Panel Paper: Multiplier Estimation of the Impact of Food Stamps On State and Local Economies

Thursday, November 7, 2013 : 4:00 PM
Scott (Westin Georgetown)

*Names in bold indicate Presenter

Sharon R. Paynter, East Carolina University, G. Jason Jolley, Ohio University/Assistant Professor and Aaron Nousaine, University of North Carolina, Chapel Hill
State and local governments invest millions of dollars in social programs, expecting to generate some community level economic benefit from these expenditures. Most base estimates of economic activity on multipliers developed for national scale economies, and few ever generate the amount of revenue projected or jobs gained predicted by national multiplier models. Nuances in local and state conditions may be lost in macroeconomic forecasts. This study employs a well-used predictive methodology, input-output modeling, at the state and county level to compare estimates generated with models of the federal hunger relief program known as the Supplemental Nutrition Assistance Program. The results show that more localized economies cannot achieve the results predicted by national models, likely because of the leakage of economic activity outside the boundaries of a single state or county.

This study may shed light on methodological tools that local, regional, and state forecasters and policymakers can use in making decisions about social safety net programs and in understanding what sorts of economic impact may be associated with them. This paper assists in providing a methodology for states and localities to use in assessing the economic benefits of SNAP spending in communities by generating three types of multipliers. The first, a Type I multiplier, focused on direct and indirect effects of the number of jobs directly created by increased SNAP spending, perhaps including grocery store clerks or farm hands. The Type II multipliers produced induced effects arising from labor income (e.g, increased SNAP spending resulting in hiring truck drivers to transport goods from distribution centers to food retailers).  The third, a Type SAM multiplier, used a social account matrix to estimate induced effects generated by changes in household spending.

Exogenous changes within a geographic region were modeled by specifying the desired multipliers (Type I, II, or SAM), including government expenditures and payments. Using the industry standard methodology for economic impact analyses and I/O modeling, this research utilizes data compiled from a variety of federal, state and local data sets to derive estimates of direct, indirect, and induced economic impacts of SNAP spending at the local level.  The data for this study came from a variety of sources, including 2009 SNAP participation reports obtained from the North Carolina Department of Health and Human Services (NCDHHS, 2012), the 2010 Decennial U.S. Census (Census, 2010), and IMPLAN. Exogenous demand changes were modeled using Sector 324, Retail Food and Beverage Stores in IMPLAN 3.0.

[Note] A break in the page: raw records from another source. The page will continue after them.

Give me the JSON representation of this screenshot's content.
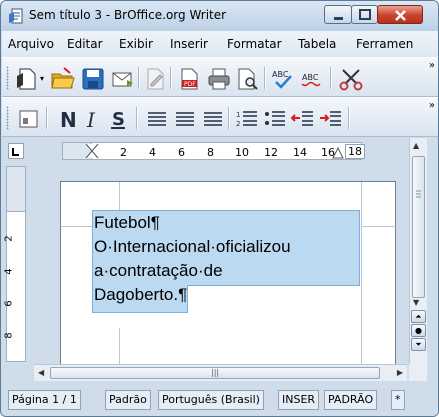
{
  "window": {
    "title": "Sem título 3 - BrOffice.org Writer"
  },
  "menu": [
    "Arquivo",
    "Editar",
    "Exibir",
    "Inserir",
    "Formatar",
    "Tabela",
    "Ferramen"
  ],
  "ruler": {
    "numbers": [
      "2",
      "4",
      "6",
      "8",
      "10",
      "12",
      "14",
      "16",
      "18"
    ]
  },
  "vruler": {
    "numbers": [
      "2",
      "4",
      "6",
      "8"
    ]
  },
  "document": {
    "lines": [
      "Futebol¶",
      "O·Internacional·oficializou",
      "a·contratação·de",
      "Dagoberto."
    ],
    "end_mark": "¶"
  },
  "statusbar": {
    "page": "Página 1 / 1",
    "style": "Padrão",
    "language": "Português (Brasil)",
    "insert_mode": "INSER",
    "selection_mode": "PADRÃO",
    "modified": "*"
  },
  "colors": {
    "selection": "#bcd9f2",
    "close_button": "#c9432c",
    "chrome": "#cfdcea"
  }
}
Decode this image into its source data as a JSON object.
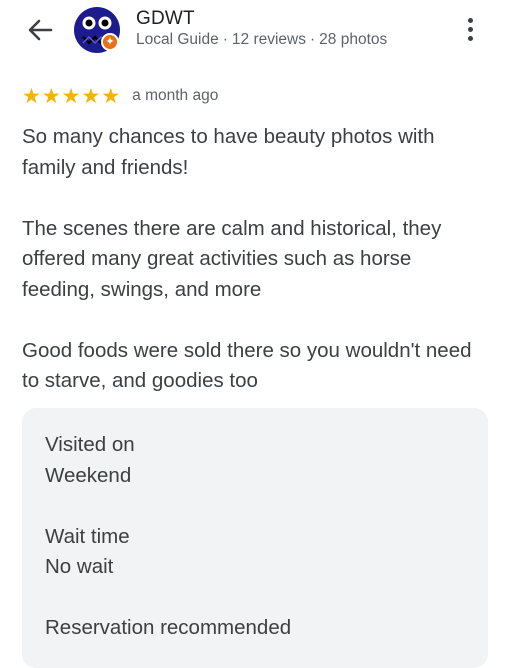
{
  "header": {
    "user_name": "GDWT",
    "local_guide": "Local Guide",
    "separator": "·",
    "reviews": "12 reviews",
    "photos": "28 photos"
  },
  "review": {
    "stars": 5,
    "time": "a month ago",
    "paragraphs": [
      "So many chances to have beauty photos with family and friends!",
      "The scenes there are calm and historical, they offered many great activities such as horse feeding, swings, and more",
      "Good foods were sold there so you wouldn't need to starve, and goodies too"
    ]
  },
  "details": {
    "visited_label": "Visited on",
    "visited_value": "Weekend",
    "wait_label": "Wait time",
    "wait_value": "No wait",
    "reservation_label": "Reservation recommended"
  },
  "colors": {
    "star": "#f4b400",
    "badge": "#e8711c",
    "avatar_bg": "#1c1c8e",
    "card_bg": "#f1f3f4"
  },
  "icons": {
    "back": "arrow-left-icon",
    "more": "more-vertical-icon",
    "badge": "local-guide-badge-icon",
    "star": "star-icon"
  }
}
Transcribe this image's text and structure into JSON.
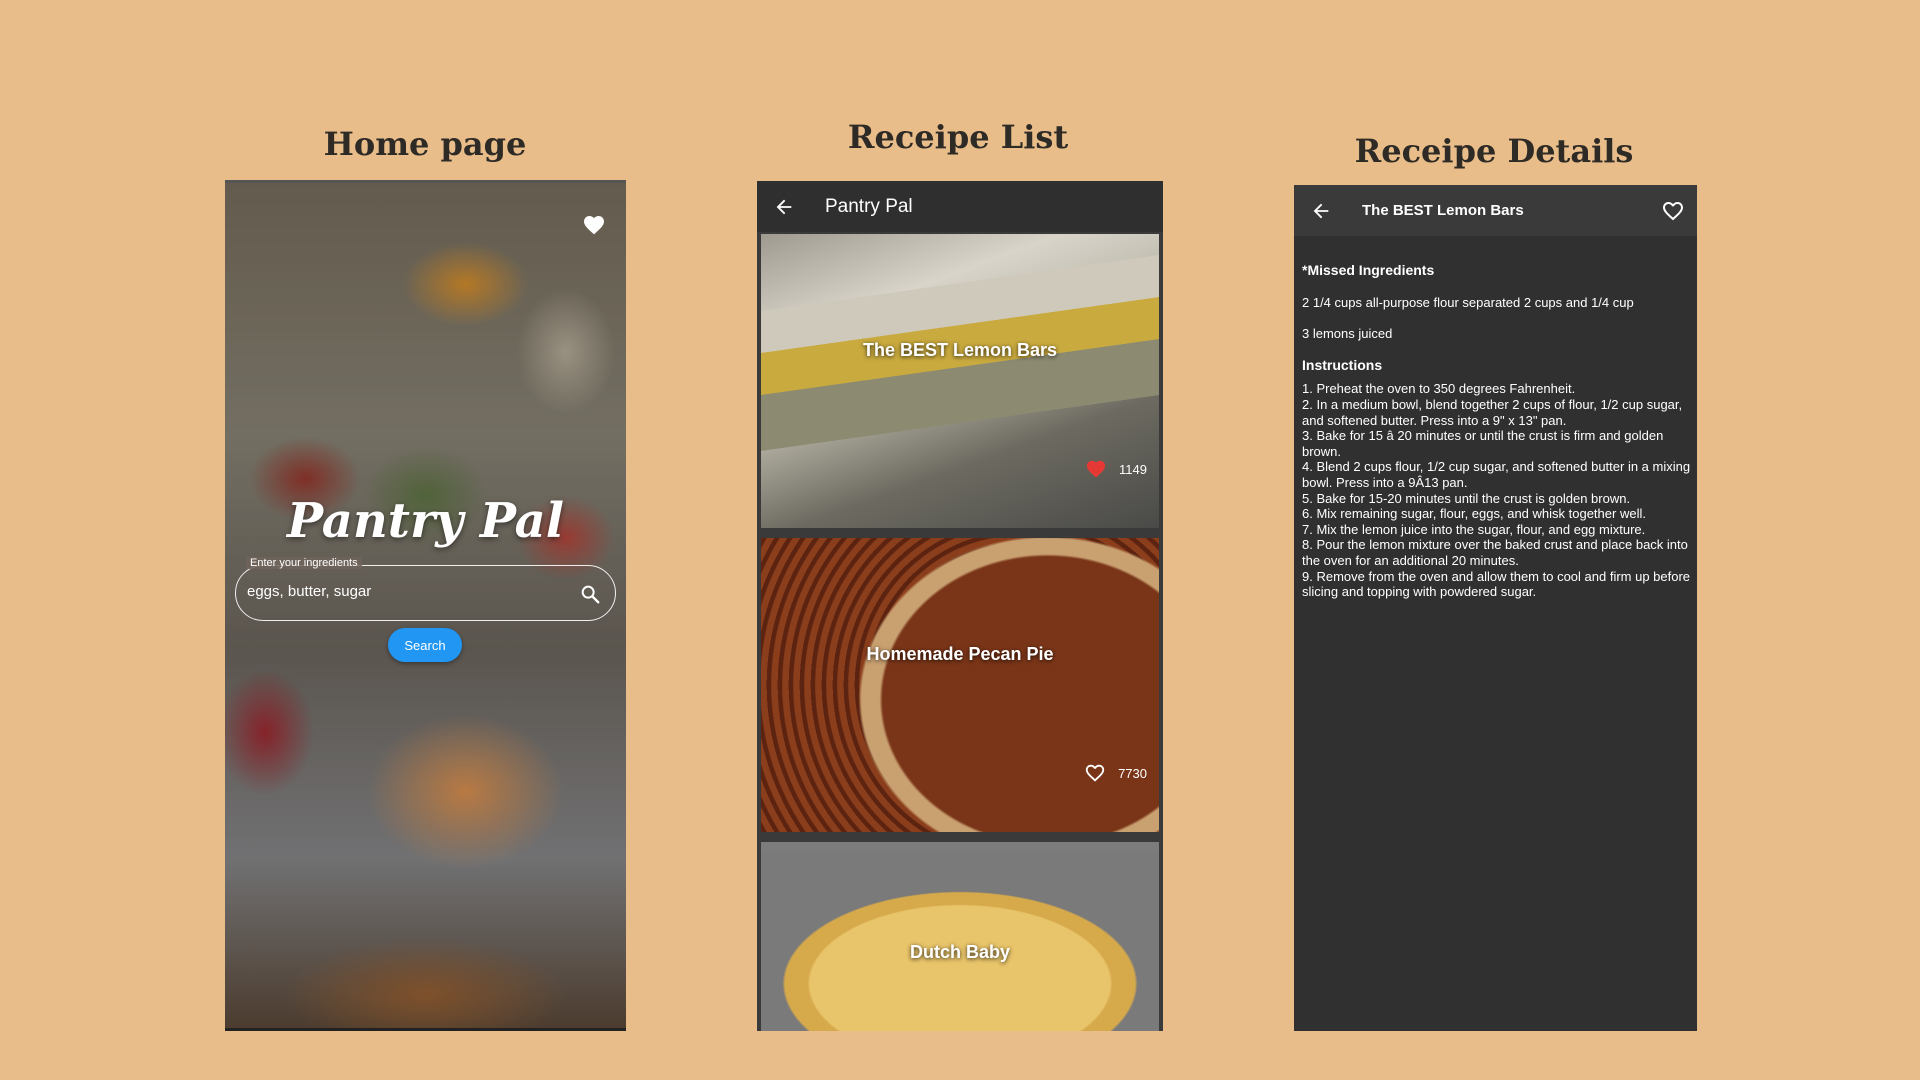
{
  "sections": {
    "home_title": "Home page",
    "list_title": "Receipe List",
    "details_title": "Receipe Details"
  },
  "home": {
    "logo": "Pantry Pal",
    "ingredients_label": "Enter your ingredients",
    "ingredients_value": "eggs, butter, sugar",
    "search_label": "Search",
    "icons": {
      "favorite": "heart-icon",
      "search": "search-icon"
    }
  },
  "list": {
    "app_title": "Pantry Pal",
    "icons": {
      "back": "arrow-back-icon"
    },
    "recipes": [
      {
        "title": "The BEST Lemon Bars",
        "likes": "1149",
        "favorited": true
      },
      {
        "title": "Homemade Pecan Pie",
        "likes": "7730",
        "favorited": false
      },
      {
        "title": "Dutch Baby"
      }
    ],
    "colors": {
      "favorited_heart": "#e53935"
    }
  },
  "details": {
    "title": "The BEST Lemon Bars",
    "missed_heading": "*Missed Ingredients",
    "missed": [
      "2 1/4 cups all-purpose flour separated 2 cups and 1/4 cup",
      "3 lemons juiced"
    ],
    "instructions_heading": "Instructions",
    "steps": [
      "1. Preheat the oven to 350 degrees Fahrenheit.",
      "2. In a medium bowl, blend together 2 cups of flour, 1/2 cup sugar, and softened butter. Press into a 9\" x 13\" pan.",
      "3. Bake for 15 â 20 minutes or until the crust is firm and golden brown.",
      "4. Blend 2 cups flour, 1/2 cup sugar, and softened butter in a mixing bowl. Press into a 9Â13 pan.",
      "5. Bake for 15-20 minutes until the crust is golden brown.",
      "6. Mix remaining sugar, flour, eggs, and whisk together well.",
      "7. Mix the lemon juice into the sugar, flour, and egg mixture.",
      "8. Pour the lemon mixture over the baked crust and place back into the oven for an additional 20 minutes.",
      "9. Remove from the oven and allow them to cool and firm up before slicing and topping with powdered sugar."
    ]
  }
}
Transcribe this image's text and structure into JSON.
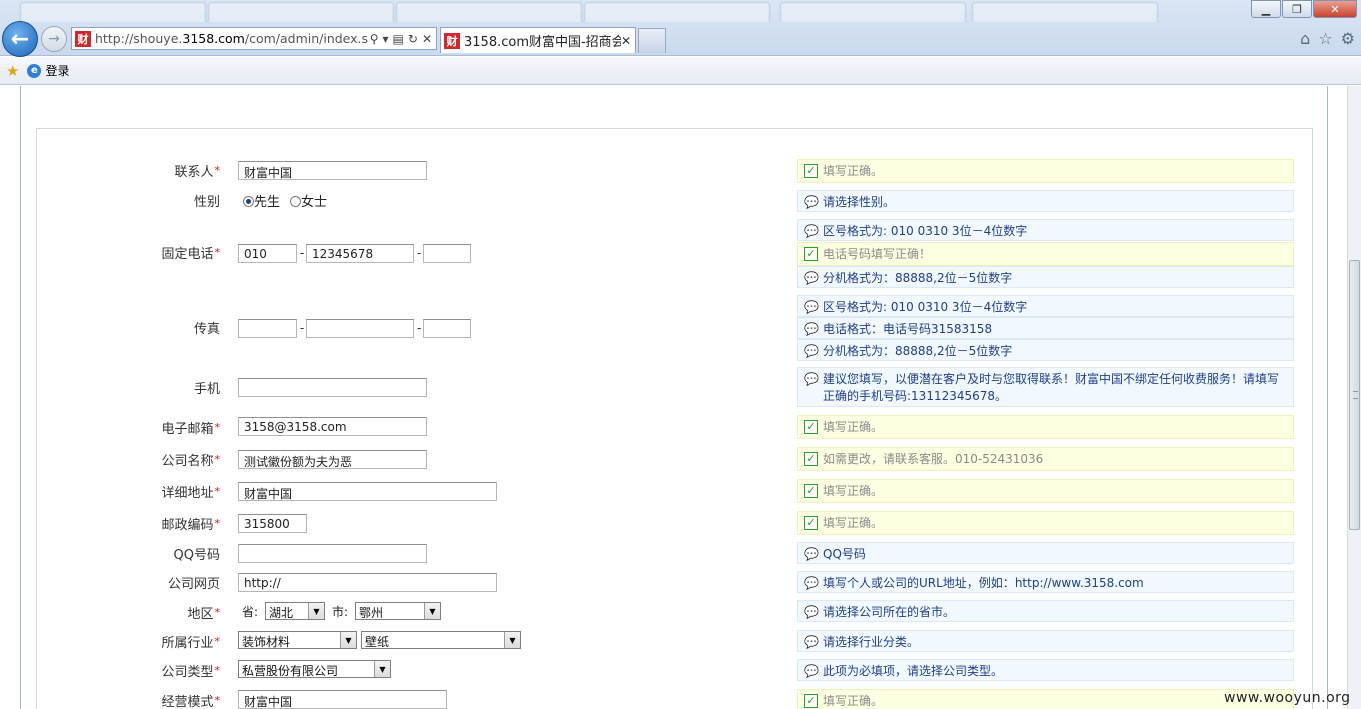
{
  "browser": {
    "address_url": "http://shouye.3158.com/com/admin/index.s",
    "address_prefix": "http://shouye.",
    "address_domain": "3158.com",
    "address_path": "/com/admin/index.s",
    "favicon_char": "财",
    "active_tab_title": "3158.com财富中国-招商会...",
    "favorites_item": "登录"
  },
  "form": {
    "contact": {
      "label": "联系人",
      "value": "财富中国"
    },
    "gender": {
      "label": "性别",
      "options": [
        "先生",
        "女士"
      ],
      "selected": "先生"
    },
    "phone": {
      "label": "固定电话",
      "area": "010",
      "number": "12345678",
      "ext": ""
    },
    "fax": {
      "label": "传真",
      "area": "",
      "number": "",
      "ext": ""
    },
    "mobile": {
      "label": "手机",
      "value": ""
    },
    "email": {
      "label": "电子邮箱",
      "value": "3158@3158.com"
    },
    "company_name": {
      "label": "公司名称",
      "value": "测试徽份额为夫为恶"
    },
    "address": {
      "label": "详细地址",
      "value": "财富中国"
    },
    "postcode": {
      "label": "邮政编码",
      "value": "315800"
    },
    "qq": {
      "label": "QQ号码",
      "value": ""
    },
    "website": {
      "label": "公司网页",
      "value": "http://"
    },
    "region": {
      "label": "地区",
      "province_label": "省:",
      "province": "湖北",
      "city_label": "市:",
      "city": "鄂州"
    },
    "industry": {
      "label": "所属行业",
      "primary": "装饰材料",
      "secondary": "壁纸"
    },
    "company_type": {
      "label": "公司类型",
      "value": "私营股份有限公司"
    },
    "business_model": {
      "label": "经营模式",
      "value": "财富中国"
    }
  },
  "tips": {
    "contact": "填写正确。",
    "gender": "请选择性别。",
    "phone_area": "区号格式为:  010 0310 3位－4位数字",
    "phone_number": "电话号码填写正确！",
    "phone_ext": "分机格式为：88888,2位－5位数字",
    "fax_area": "区号格式为:  010 0310 3位－4位数字",
    "fax_number": "电话格式：电话号码31583158",
    "fax_ext": "分机格式为：88888,2位－5位数字",
    "mobile": "建议您填写，以便潜在客户及时与您取得联系！财富中国不绑定任何收费服务！请填写正确的手机号码:13112345678。",
    "email": "填写正确。",
    "company_name": "如需更改，请联系客服。010-52431036",
    "address": "填写正确。",
    "postcode": "填写正确。",
    "qq": "QQ号码",
    "website": "填写个人或公司的URL地址，例如：",
    "website_example": "http://www.3158.com",
    "region": "请选择公司所在的省市。",
    "industry": "请选择行业分类。",
    "company_type": "此项为必填项，请选择公司类型。",
    "business_model": "填写正确。"
  },
  "watermark": "www.wooyun.org",
  "colors": {
    "required": "#e0121a",
    "ok_bg": "#ffffe2",
    "info_bg": "#f1f8ff",
    "ok_icon": "#2b9c24",
    "info_icon": "#d89416"
  }
}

The study is important for the policy guidance it can offer. It is common for state and local officials to pursue additional federal dollars as part of community economic development strategies. These strategies typically include attracting, retaining, or expanding military bases, attracting or retaining federal transportation dollars for transit or highway projects, attempting to win federal contracts or grants, or even attracting federal government facilities or regional offices. And this paper argues that modeling transfer program participation at the appropriate unit of analysis is an important step in the generation of reliable estimates for programmatic and policy decisions.